In another strategy to weaken his opponents, Nobunaga did not hesitate to destroy any Buddhist temples and execute influential Buddhist priests that were associated with or allied to any of his rivals. The most infamous example of this policy was his destruction of the Enryakuji monastic complex on the sacred Mt. Hiei near Kyoto in 1571 CE. Nobunaga was concerned at the power of the monastery and its large army of warrior monks who still descended from the mountain whenever they felt they were not receiving their share of state handouts. Nobunaga had his troops surround the slopes of Mt. Hiei and set fire to the forest which destroyed the temple and killed 25,000 men, women, and children. Enryakuji would do better under Nobunaga’s successors, and it was restored to its former glory from 1595 CE.
Another influential Buddhist temple-fortress, Ishiyama Honganji in Osaka, was destroyed in 1580 CE by Nobunaga’s fleet of cannon-toting ships. Toyotomi Hideyoshi would later build his famous Osaka castle on its ruins. The result of this onslaught on the major Buddhist temples was that it finally ended their influence on government and regional powers, a position of privilege they had enjoyed throughout the medieval period.
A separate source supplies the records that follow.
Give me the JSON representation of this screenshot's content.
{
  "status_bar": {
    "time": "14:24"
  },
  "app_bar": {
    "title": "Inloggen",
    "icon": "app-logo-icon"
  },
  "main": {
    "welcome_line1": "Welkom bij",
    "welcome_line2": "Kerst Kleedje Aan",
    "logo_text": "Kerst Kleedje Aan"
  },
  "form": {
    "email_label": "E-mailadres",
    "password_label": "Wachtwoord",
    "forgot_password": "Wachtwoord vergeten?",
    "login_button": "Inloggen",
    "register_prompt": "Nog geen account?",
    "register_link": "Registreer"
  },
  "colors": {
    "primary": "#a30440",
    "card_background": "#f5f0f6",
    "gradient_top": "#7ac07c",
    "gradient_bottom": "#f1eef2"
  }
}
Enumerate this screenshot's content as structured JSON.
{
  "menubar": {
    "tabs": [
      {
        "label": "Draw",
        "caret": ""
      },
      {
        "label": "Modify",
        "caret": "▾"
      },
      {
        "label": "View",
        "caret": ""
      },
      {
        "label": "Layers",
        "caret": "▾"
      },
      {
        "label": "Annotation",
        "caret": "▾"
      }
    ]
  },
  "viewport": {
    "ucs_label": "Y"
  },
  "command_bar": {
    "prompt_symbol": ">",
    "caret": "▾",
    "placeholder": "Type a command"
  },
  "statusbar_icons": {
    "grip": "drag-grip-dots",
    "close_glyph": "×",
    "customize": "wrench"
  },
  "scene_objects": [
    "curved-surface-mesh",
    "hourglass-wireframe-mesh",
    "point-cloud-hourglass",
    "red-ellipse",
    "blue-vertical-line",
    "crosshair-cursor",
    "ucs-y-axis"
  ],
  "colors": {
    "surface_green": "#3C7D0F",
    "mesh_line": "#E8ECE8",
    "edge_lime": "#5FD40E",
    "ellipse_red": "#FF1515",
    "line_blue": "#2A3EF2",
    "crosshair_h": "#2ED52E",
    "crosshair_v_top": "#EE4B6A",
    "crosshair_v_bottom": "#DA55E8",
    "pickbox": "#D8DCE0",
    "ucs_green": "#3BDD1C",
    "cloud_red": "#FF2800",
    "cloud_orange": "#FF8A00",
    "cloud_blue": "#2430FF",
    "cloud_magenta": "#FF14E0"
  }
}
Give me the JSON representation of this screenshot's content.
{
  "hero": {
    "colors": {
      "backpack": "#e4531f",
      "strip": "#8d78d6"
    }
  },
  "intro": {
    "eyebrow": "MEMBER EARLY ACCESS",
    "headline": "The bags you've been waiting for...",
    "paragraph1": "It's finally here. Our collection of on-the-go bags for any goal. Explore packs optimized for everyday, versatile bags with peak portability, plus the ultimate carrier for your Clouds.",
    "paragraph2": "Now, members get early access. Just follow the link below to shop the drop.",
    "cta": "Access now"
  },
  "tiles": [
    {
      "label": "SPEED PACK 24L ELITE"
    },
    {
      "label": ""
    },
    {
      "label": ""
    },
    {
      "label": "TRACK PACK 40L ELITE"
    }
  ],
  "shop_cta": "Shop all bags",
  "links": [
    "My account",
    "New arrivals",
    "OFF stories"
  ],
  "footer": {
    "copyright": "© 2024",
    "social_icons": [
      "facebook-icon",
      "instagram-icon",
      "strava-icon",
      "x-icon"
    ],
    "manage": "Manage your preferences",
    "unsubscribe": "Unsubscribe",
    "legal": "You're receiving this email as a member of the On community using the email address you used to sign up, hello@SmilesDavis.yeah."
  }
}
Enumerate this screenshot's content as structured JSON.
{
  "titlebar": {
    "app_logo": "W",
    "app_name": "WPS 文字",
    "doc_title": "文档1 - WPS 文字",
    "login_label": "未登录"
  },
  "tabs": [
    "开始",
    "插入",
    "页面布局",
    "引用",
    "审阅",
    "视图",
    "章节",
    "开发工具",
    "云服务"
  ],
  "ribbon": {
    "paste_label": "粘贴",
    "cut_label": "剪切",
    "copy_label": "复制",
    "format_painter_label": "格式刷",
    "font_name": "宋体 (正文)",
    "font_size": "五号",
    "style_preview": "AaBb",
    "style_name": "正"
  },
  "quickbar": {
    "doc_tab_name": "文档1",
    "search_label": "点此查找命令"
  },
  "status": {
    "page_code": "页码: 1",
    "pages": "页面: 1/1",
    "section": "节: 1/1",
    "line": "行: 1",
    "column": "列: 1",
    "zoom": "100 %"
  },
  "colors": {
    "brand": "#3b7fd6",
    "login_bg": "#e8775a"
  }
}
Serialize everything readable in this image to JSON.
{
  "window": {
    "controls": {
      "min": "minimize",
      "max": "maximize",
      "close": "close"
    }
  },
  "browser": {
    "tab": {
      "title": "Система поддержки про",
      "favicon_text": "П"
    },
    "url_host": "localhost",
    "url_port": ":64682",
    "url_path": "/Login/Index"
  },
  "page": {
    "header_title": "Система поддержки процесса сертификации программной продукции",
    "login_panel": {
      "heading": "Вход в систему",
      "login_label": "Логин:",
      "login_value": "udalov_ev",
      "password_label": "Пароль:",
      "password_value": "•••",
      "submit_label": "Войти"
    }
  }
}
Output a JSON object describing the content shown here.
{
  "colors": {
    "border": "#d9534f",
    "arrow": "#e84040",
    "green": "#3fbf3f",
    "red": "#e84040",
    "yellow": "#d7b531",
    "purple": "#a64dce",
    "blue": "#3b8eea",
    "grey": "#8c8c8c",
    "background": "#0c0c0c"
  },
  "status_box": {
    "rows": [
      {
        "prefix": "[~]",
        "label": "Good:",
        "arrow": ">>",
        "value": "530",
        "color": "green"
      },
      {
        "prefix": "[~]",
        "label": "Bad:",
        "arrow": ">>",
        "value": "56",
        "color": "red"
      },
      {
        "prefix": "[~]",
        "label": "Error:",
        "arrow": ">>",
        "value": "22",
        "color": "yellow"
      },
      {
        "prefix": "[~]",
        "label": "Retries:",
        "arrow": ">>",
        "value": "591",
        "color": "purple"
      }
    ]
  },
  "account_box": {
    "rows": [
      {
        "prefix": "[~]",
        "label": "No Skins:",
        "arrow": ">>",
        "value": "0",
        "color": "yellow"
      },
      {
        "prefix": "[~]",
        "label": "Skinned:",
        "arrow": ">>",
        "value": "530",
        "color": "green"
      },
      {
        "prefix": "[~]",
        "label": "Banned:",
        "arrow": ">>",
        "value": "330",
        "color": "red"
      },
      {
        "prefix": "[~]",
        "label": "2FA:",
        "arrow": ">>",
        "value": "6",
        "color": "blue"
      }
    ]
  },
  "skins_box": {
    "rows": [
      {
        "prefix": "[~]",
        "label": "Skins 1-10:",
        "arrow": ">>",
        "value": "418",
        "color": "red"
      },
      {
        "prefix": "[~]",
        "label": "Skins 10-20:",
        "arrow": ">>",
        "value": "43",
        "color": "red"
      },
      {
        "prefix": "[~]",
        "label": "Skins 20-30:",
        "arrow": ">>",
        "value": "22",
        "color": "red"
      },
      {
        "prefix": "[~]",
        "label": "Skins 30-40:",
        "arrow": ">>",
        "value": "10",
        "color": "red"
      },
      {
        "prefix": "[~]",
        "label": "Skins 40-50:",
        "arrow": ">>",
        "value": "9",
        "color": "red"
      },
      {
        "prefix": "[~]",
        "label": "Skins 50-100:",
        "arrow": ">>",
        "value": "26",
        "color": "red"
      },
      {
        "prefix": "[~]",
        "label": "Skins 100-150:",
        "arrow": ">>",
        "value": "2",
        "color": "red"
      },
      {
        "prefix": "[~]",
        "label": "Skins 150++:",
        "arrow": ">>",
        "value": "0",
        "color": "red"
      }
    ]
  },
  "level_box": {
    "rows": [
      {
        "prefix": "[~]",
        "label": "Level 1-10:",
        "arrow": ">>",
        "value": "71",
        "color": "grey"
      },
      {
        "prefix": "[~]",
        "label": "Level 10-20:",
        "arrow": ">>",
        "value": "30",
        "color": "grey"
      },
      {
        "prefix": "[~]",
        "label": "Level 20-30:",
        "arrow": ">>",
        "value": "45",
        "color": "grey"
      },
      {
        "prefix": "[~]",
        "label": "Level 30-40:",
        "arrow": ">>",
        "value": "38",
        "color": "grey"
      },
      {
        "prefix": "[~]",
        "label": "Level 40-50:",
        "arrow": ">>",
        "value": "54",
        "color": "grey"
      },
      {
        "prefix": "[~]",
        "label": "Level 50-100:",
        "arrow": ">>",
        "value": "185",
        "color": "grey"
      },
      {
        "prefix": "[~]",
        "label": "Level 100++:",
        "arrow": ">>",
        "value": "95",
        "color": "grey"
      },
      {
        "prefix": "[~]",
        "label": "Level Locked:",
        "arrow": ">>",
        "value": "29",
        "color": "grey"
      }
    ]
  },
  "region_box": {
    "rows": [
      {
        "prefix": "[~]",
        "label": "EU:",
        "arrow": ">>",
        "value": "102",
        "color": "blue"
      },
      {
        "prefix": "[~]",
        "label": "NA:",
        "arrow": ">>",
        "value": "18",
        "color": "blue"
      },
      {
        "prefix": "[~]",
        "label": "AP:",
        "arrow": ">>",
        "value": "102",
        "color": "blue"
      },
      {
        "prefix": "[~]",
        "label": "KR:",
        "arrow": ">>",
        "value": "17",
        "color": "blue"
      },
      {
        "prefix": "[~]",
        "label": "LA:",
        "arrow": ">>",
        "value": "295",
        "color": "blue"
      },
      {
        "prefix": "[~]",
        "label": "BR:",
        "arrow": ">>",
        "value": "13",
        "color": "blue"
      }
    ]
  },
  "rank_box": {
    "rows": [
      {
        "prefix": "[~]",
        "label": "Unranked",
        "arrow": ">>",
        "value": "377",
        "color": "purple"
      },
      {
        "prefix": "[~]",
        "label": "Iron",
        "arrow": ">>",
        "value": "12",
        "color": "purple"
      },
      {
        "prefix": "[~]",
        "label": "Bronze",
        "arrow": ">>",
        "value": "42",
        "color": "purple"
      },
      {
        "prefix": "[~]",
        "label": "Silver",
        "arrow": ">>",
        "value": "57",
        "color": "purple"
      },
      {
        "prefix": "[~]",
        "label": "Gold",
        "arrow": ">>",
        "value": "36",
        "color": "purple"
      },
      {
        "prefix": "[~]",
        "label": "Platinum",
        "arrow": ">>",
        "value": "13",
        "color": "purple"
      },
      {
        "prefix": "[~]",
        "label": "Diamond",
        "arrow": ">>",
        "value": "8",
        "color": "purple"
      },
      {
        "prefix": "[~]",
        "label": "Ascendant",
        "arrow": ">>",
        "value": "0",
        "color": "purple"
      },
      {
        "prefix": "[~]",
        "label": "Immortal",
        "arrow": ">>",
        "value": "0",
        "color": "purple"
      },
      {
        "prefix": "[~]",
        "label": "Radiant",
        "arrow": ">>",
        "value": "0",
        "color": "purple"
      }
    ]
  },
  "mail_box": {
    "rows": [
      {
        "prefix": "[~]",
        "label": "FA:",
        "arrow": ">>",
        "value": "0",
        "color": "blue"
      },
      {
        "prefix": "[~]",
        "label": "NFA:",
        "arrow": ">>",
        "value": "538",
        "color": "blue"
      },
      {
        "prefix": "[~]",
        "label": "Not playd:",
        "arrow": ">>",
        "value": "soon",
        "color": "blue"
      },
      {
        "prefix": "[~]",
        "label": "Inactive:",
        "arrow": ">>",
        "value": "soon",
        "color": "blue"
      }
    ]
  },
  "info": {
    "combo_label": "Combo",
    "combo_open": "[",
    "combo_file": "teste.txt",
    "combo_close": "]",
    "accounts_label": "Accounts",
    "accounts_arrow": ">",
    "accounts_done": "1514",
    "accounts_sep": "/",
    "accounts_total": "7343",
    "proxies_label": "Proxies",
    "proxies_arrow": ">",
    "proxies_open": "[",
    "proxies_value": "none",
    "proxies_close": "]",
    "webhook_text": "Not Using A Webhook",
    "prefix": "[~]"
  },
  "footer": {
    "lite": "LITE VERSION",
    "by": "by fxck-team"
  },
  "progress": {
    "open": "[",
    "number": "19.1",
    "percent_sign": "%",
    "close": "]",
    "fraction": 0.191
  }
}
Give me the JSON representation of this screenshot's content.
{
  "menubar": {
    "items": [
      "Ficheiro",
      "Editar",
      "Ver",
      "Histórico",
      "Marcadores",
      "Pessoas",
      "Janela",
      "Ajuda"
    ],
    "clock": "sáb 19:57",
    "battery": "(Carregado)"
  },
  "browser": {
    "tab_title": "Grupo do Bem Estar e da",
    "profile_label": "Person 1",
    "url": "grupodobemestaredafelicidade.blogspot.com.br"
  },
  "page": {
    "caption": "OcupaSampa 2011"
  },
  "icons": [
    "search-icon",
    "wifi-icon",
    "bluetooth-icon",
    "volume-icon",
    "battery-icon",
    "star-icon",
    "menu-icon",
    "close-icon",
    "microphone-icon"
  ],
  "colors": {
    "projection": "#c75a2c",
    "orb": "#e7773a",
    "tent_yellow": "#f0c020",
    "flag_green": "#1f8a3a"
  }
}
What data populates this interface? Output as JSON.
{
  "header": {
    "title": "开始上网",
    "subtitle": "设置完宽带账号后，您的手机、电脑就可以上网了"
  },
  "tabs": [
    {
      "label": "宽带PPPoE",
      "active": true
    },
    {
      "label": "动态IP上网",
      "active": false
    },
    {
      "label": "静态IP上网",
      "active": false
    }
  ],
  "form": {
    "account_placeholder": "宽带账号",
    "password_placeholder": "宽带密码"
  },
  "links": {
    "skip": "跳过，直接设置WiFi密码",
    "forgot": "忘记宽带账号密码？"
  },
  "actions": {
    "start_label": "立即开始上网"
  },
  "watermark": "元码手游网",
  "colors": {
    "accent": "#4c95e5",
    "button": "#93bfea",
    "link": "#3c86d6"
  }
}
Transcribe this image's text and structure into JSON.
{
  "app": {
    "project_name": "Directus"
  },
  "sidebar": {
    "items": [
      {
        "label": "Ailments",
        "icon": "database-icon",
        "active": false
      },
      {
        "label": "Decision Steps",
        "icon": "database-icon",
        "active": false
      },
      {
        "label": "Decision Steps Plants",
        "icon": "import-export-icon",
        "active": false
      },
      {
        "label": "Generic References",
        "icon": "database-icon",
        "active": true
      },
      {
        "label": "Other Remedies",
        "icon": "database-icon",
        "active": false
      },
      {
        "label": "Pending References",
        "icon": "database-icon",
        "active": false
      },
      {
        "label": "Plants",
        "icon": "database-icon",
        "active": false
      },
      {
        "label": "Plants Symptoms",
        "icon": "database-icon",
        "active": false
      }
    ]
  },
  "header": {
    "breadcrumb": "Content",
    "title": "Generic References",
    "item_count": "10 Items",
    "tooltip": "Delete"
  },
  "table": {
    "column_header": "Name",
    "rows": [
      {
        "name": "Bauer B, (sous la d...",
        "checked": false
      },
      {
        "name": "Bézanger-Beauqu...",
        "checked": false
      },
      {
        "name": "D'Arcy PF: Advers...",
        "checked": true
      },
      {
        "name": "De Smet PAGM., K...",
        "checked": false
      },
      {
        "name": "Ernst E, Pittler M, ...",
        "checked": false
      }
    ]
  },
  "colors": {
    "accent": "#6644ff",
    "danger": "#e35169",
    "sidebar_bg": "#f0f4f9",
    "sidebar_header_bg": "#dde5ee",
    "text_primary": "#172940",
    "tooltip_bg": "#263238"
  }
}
Regarding other religions, Nobunaga encouraged the work of Christian missionaries in Japan as he saw the benefit of European contacts which brought trade and technology such as the firearms he put to such devastating use. The warlord was also keen on having people worship himself as a divinity and built a temple for that purpose. In another strategy to build himself a cult of leadership, he declared his birthday a national holiday. Curiously, Nobunaga did not go in for ostentatious clothing and although his dress sense was unusual he did set a trend, as one eyewitness account relates:
He always strode around girded about with a tiger skin on which to sit and wearing rough and coarse clothing; following his example everyone wore skins and no one dared to appear before him in court dress. (quoted in Mason, 185)
Nobunaga promoted the arts, notably Kowaka drama and the Japanese Tea Ceremony, calling upon the skills of the recognised number one expert in this latter area, Sen no Rikyu (1522-1591 CE).
Betrayal & Death
On 21 June 1582 CE, while Nobunaga was about to set off on campaign in western Japan he met his sticky end at Honnoji temple in Heiankyo. The warlord was betrayed by one of his vassal allies, Akechi Mitsuhide, who was also the liaison officer between Nobunaga and his puppet shogun Yoshiaki. In an episode known as the Honnoji Incident, Mitsuhide, for reasons unknown, successfully attacked Nobunaga’s position and, according to one version of the story, when it became clear that his capture was imminent, the man who then controlled half of Japan committed suicide. In a different version, the warlord died in flames as the temple burnt down - some might say in an act of divine retribution for his own burning of Enryakuji. Nobunaga’s son and chosen heir, Nobutada, died in the same disaster.
Nobunaga’s death would be avenged swiftly when his foremost general Totoyomi Hideyoshi defeated Mitsuhide at the Battle of Yamazaki and declared himself Nobunaga’s successor. Hideyoshi would continue his predecessor’s plan of unifying Japan, a process which was not finally completed until the rule of Hideyoshi’s own successor, Tokugawa Ieyasu, who established the Tokugawa Shogunate from 1603 CE which finally gave Japan some 250 years of peace. As the old Japanese saying goes, "Nobunaga mixed the cake, Hideyoshi baked it, and Ieyasu ate it" (Beasley, 117).
This content was made possible with generous support from the Great Britain Sasakawa Foundation.